I always hear people saying that the RBI (Runs Batted In) is the most important statistic as far as determining who the best players are, because it helps your team win.
*I know alot of people disagree with the statement above, however its just something I hear alot*
However, I was thinking and I came up with a hypothetical situation.
(note: this is a pretty extreme situation)
Lets say there is a baseball player, lets call him Ned. Ned has a season with 25 Home Runs, a .350 batting average and only 60 RBI. However, Ned is playing for the worst team in the history of baseball, hardly anybody else on the team gets a hit during the game besides him, and almost all of his home runs are solo shots.
Now, on a completely different team is Bob. Bob plays for the best team in baseball, they win all the time, and they are constantly competing for World Series titles.

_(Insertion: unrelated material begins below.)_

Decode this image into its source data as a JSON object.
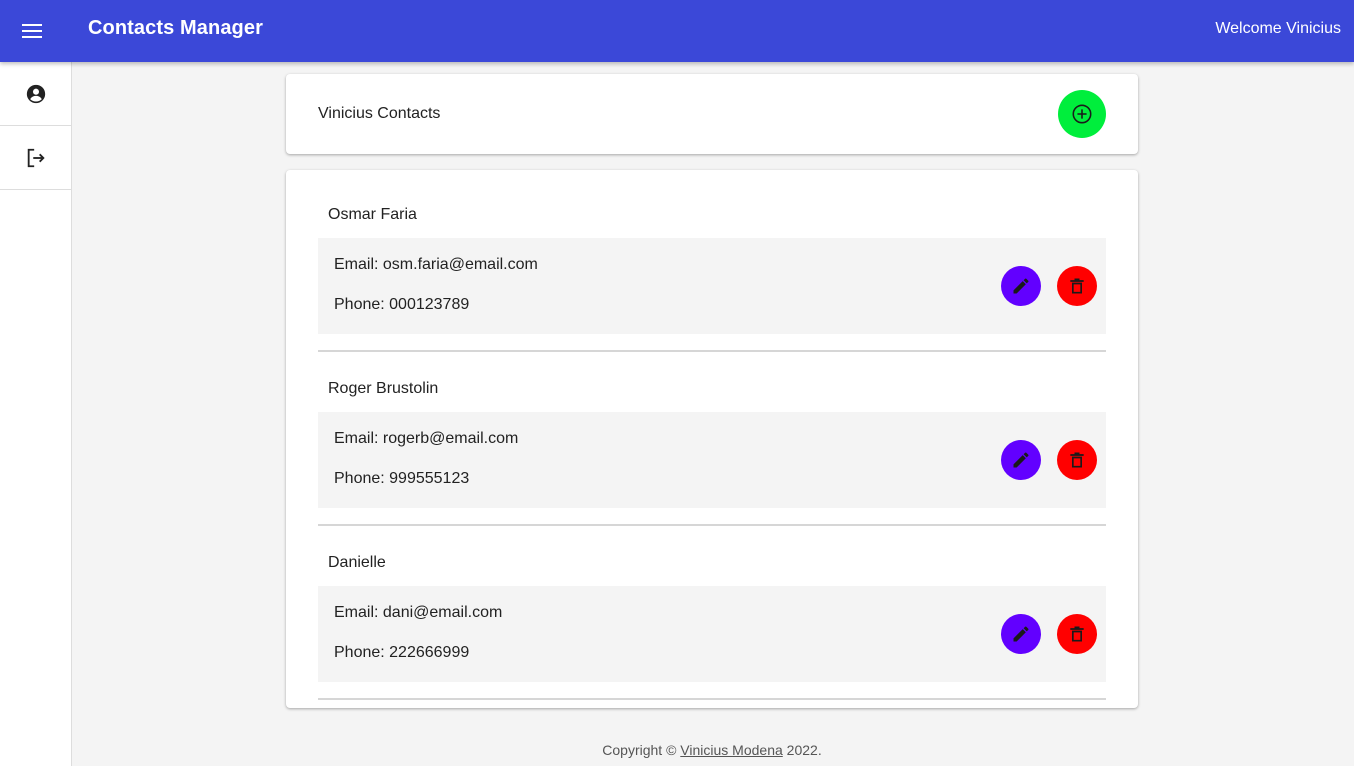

Lets say, for the purposes of experiment (this situation will never, ever, happen) that Bob has the exact same amount of at bats. And every single pitch has the same outcome as Neds. Basically, they do the exact same thing during every at bat. The only difference is, that Bob has alot more people on base, because his team consists of better hitters.
Now lets compare statistics, with this assumption(in order stats are AVG, HR, and RBI)

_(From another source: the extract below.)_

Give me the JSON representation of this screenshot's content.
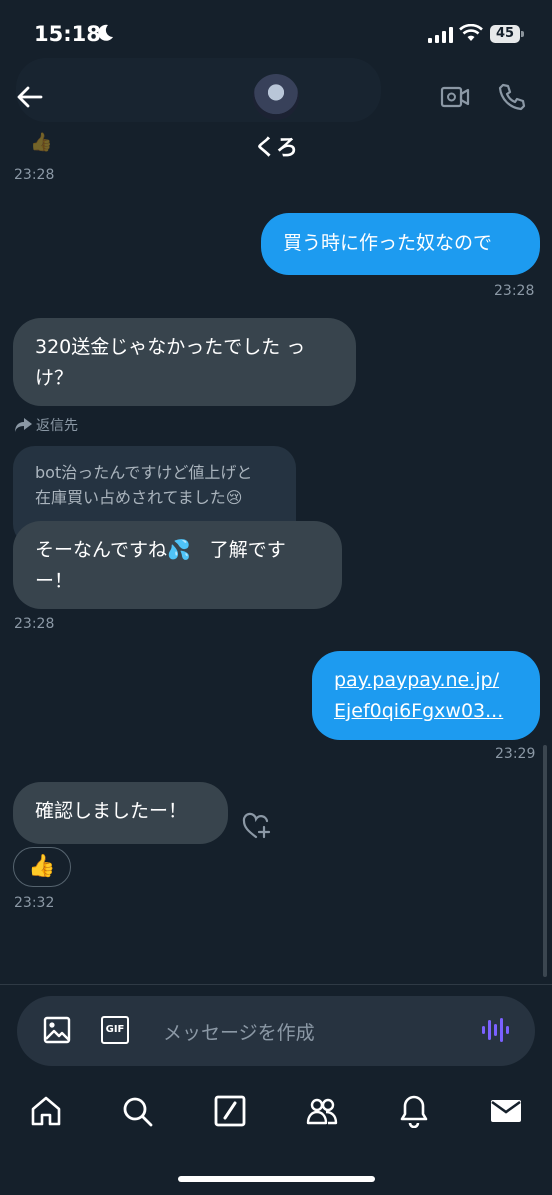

Bob: .350, 25, 125
Ned: .350, 25, 60
Now, looking at the statistics only, who would you say had a better season? You would probably say Bob had a better season, considering he has 65 more RBIs than Ned.
Is this really fair? Ned has done the exact same thing as Bob did in every At-Bat. And somehow he is the worse player? Why? Because I think RBIs are far too team dependant to be considered a key factor in how good a player is.
This is just my opinion, I really dont care if you think otherwise, or if you agree with me.
Well, im a statistics newb, so you can rip on this theory if you may.